--- DATA SECTION ---
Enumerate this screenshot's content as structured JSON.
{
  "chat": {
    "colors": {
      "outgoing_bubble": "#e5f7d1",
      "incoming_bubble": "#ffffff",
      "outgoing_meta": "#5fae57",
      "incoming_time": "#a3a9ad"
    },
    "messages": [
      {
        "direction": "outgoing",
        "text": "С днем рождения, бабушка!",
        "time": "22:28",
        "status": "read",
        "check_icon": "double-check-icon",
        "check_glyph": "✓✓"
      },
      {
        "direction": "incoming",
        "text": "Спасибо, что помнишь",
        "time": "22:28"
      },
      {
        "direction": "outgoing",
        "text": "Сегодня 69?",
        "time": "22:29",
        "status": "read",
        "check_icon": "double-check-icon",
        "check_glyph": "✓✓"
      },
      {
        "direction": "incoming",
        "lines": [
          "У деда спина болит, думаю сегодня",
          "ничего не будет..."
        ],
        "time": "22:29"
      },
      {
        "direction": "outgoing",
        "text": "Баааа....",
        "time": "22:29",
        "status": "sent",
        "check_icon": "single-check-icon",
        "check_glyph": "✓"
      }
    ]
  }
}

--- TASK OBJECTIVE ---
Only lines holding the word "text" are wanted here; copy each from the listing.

--- SOLUTION BELOW ---
        "text": "С днем рождения, бабушка!",
        "text": "Спасибо, что помнишь",
        "text": "Сегодня 69?",
        "text": "Баааа....",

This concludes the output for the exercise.